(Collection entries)
+---+

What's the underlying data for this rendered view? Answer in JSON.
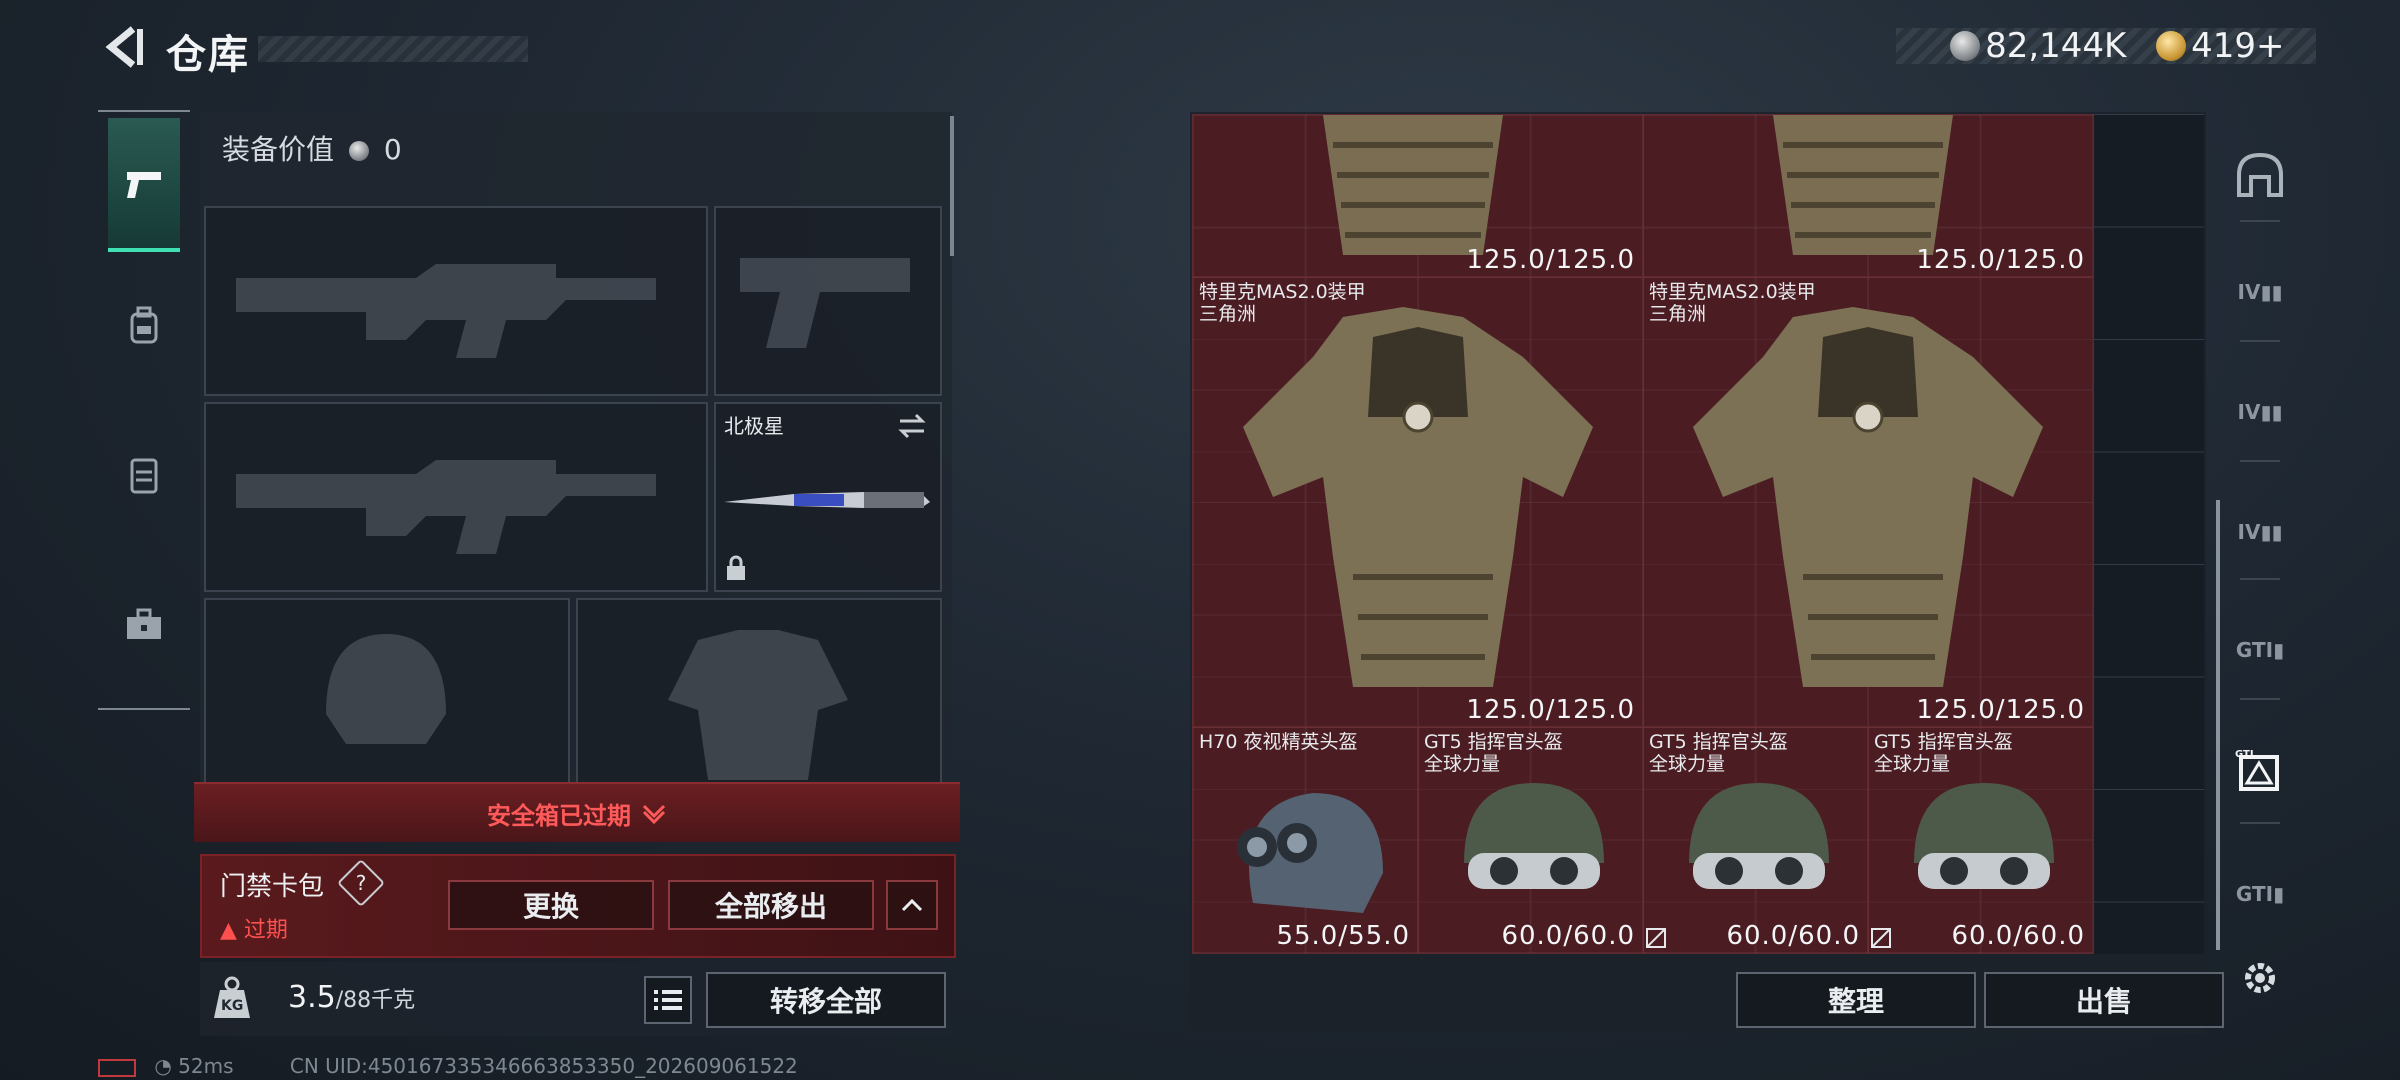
{
  "header": {
    "title": "仓库",
    "currencies": [
      {
        "icon": "silver-coin-icon",
        "value": "82,144K"
      },
      {
        "icon": "gold-coin-icon",
        "value": "419+"
      }
    ]
  },
  "left_tabs": [
    {
      "name": "pistol-icon",
      "active": true
    },
    {
      "name": "backpack-icon",
      "active": false
    },
    {
      "name": "chest-rig-icon",
      "active": false
    },
    {
      "name": "toolbox-icon",
      "active": false
    }
  ],
  "loadout": {
    "value_label": "装备价值",
    "value": "0",
    "melee_name": "北极星"
  },
  "safe_box": {
    "banner": "安全箱已过期",
    "card_title": "门禁卡包",
    "help": "?",
    "expired_text": "过期",
    "replace_label": "更换",
    "remove_all_label": "全部移出"
  },
  "weight": {
    "current": "3.5",
    "max_text": "/88千克",
    "icon_label": "KG",
    "transfer_all_label": "转移全部"
  },
  "status": {
    "ping": "52ms",
    "uid": "CN UID:450167335346663853350_202609061522"
  },
  "stash_items": [
    {
      "name": "",
      "durability": "125.0/125.0"
    },
    {
      "name": "",
      "durability": "125.0/125.0"
    },
    {
      "name": "特里克MAS2.0装甲\n三角洲",
      "durability": "125.0/125.0"
    },
    {
      "name": "特里克MAS2.0装甲\n三角洲",
      "durability": "125.0/125.0"
    },
    {
      "name": "H70 夜视精英头盔",
      "durability": "55.0/55.0"
    },
    {
      "name": "GT5 指挥官头盔\n全球力量",
      "durability": "60.0/60.0"
    },
    {
      "name": "GT5 指挥官头盔\n全球力量",
      "durability": "60.0/60.0"
    },
    {
      "name": "GT5 指挥官头盔\n全球力量",
      "durability": "60.0/60.0"
    }
  ],
  "stash_buttons": {
    "sort_label": "整理",
    "sell_label": "出售"
  },
  "side_filters": [
    {
      "name": "helmet-filter-icon",
      "label": ""
    },
    {
      "name": "armor-iv-filter-icon",
      "label": "IV"
    },
    {
      "name": "armor-iv-filter-icon",
      "label": "IV"
    },
    {
      "name": "armor-iv-filter-icon",
      "label": "IV"
    },
    {
      "name": "gti-filter-icon",
      "label": "GTI"
    },
    {
      "name": "gti-active-filter-icon",
      "label": "GTI"
    },
    {
      "name": "gti-filter-icon",
      "label": "GTI"
    }
  ],
  "colors": {
    "accent_green": "#3fe0b1",
    "alert_red": "#ff5050",
    "item_bg_red": "#601e24"
  }
}
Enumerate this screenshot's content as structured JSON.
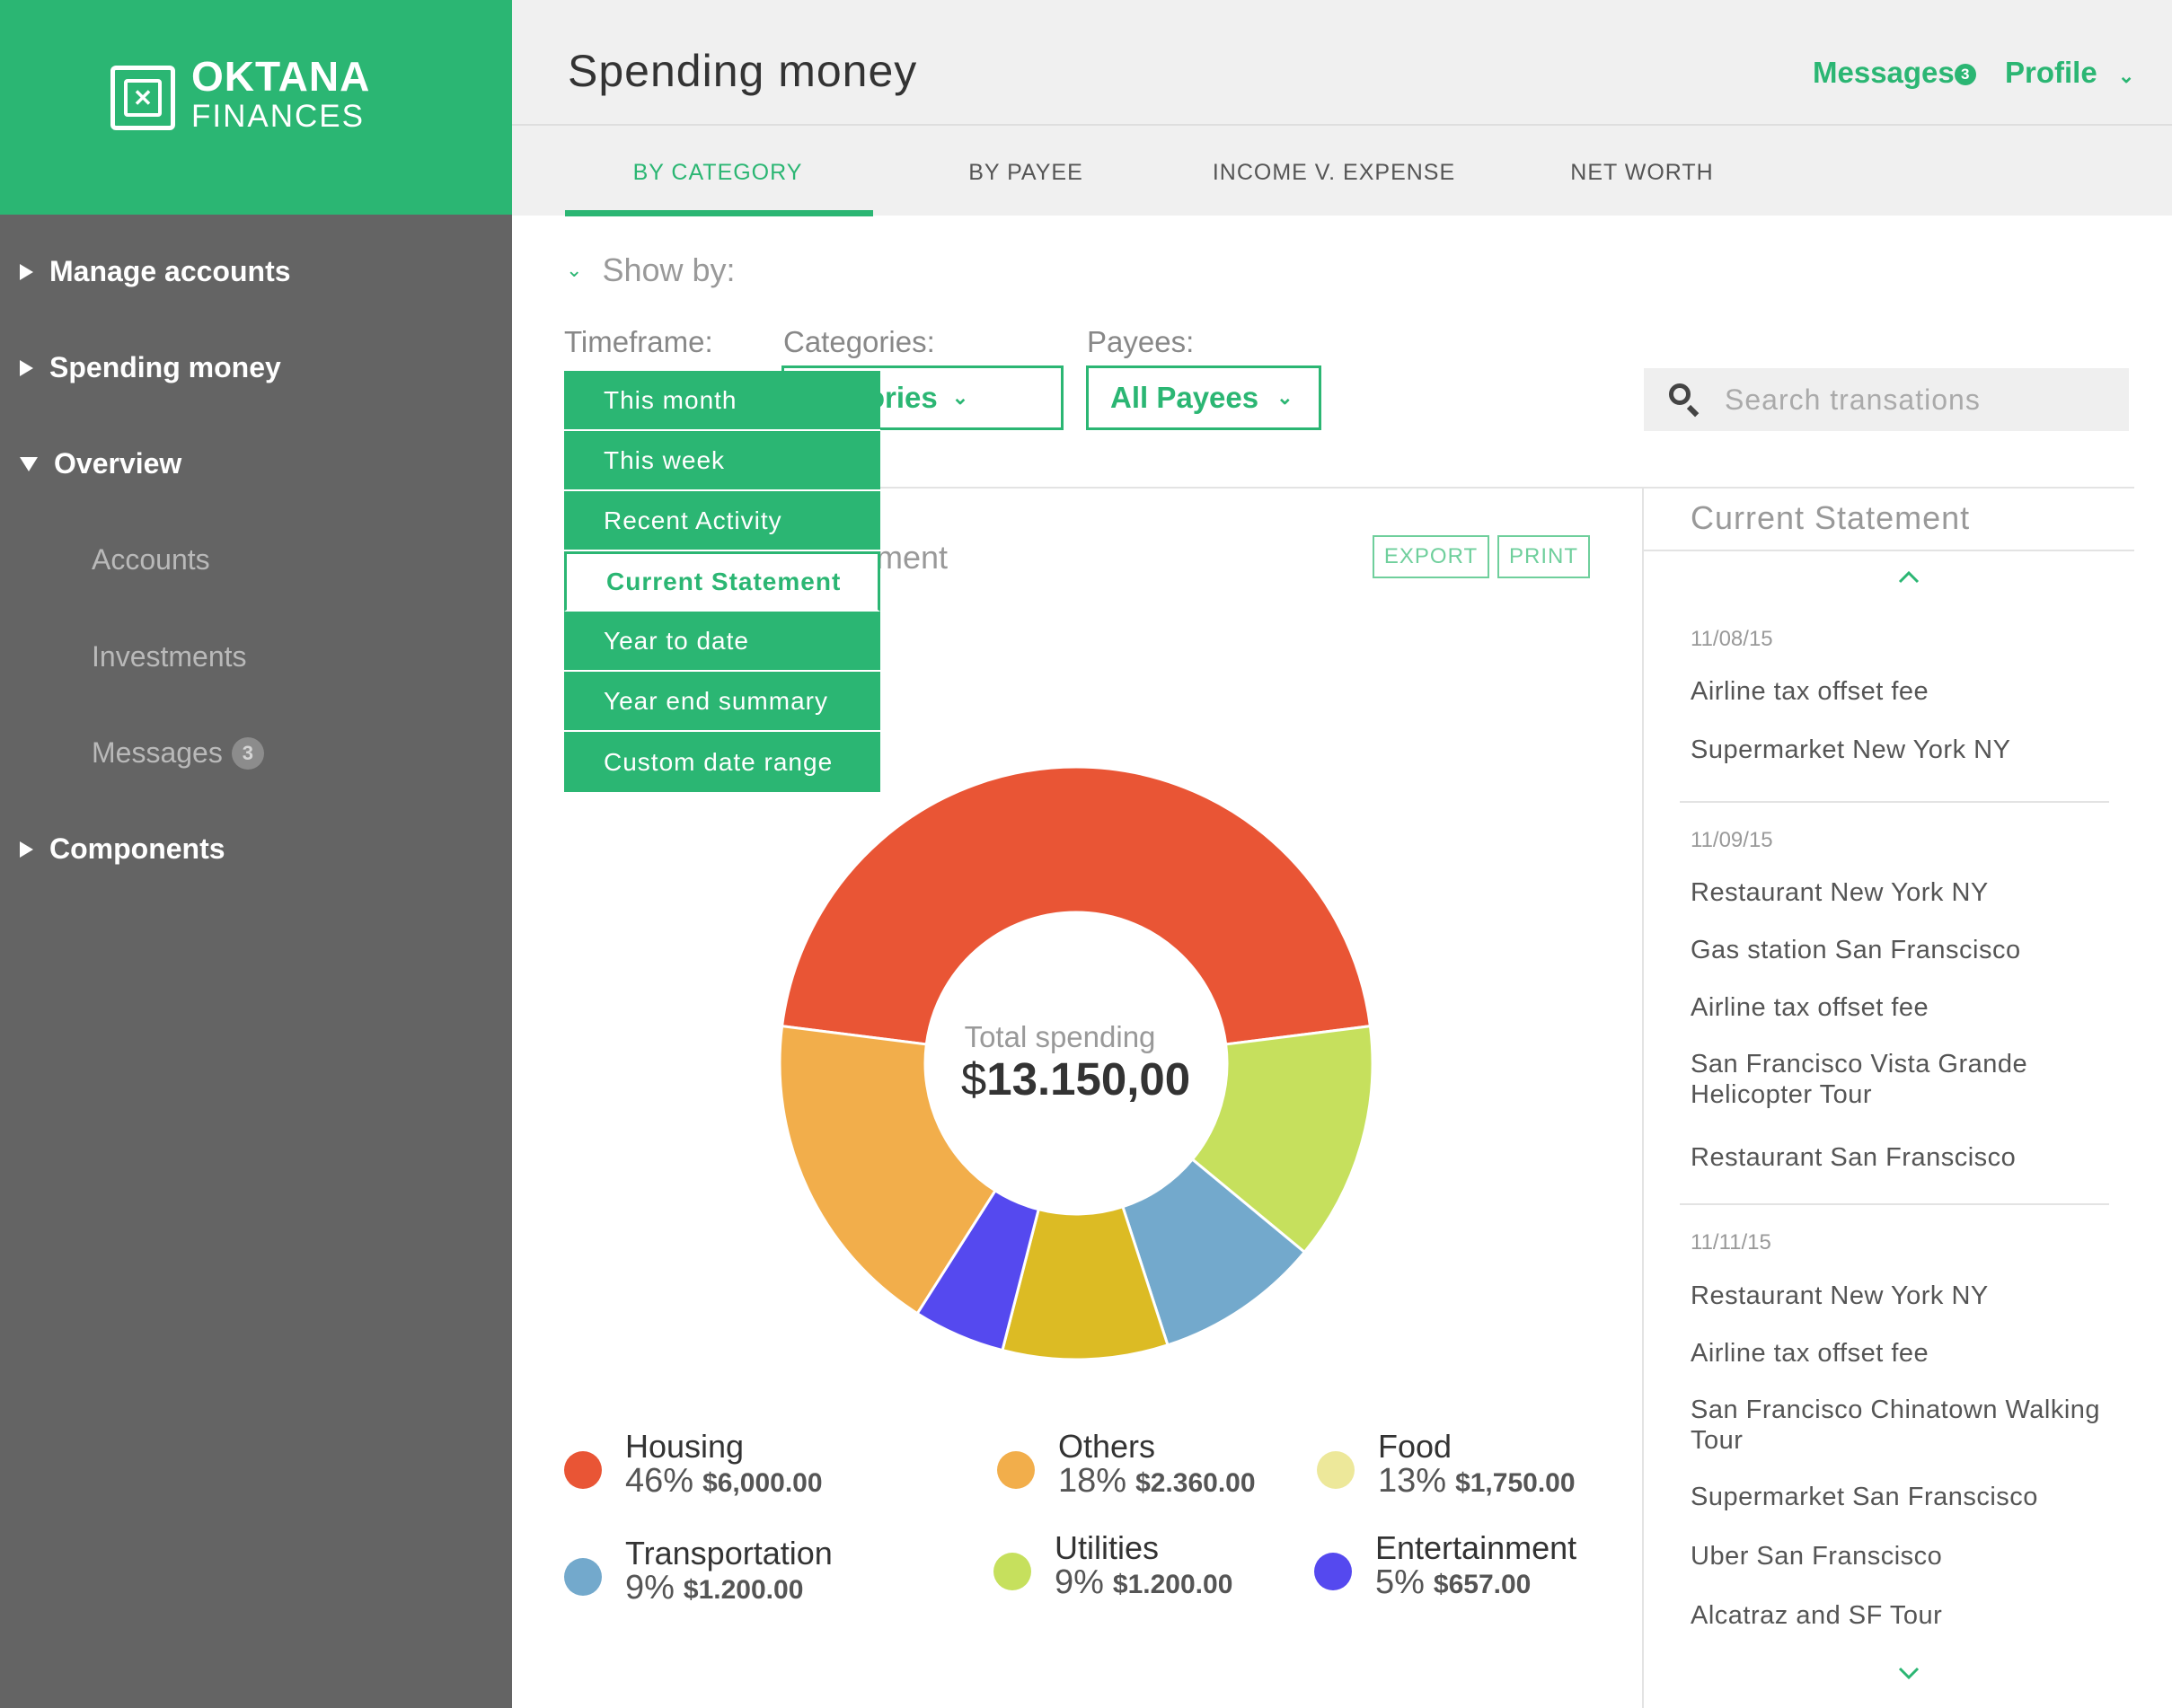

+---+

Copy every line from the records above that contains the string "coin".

**Task solution**.
        "icon": "silver-coin-icon",
        "icon": "gold-coin-icon",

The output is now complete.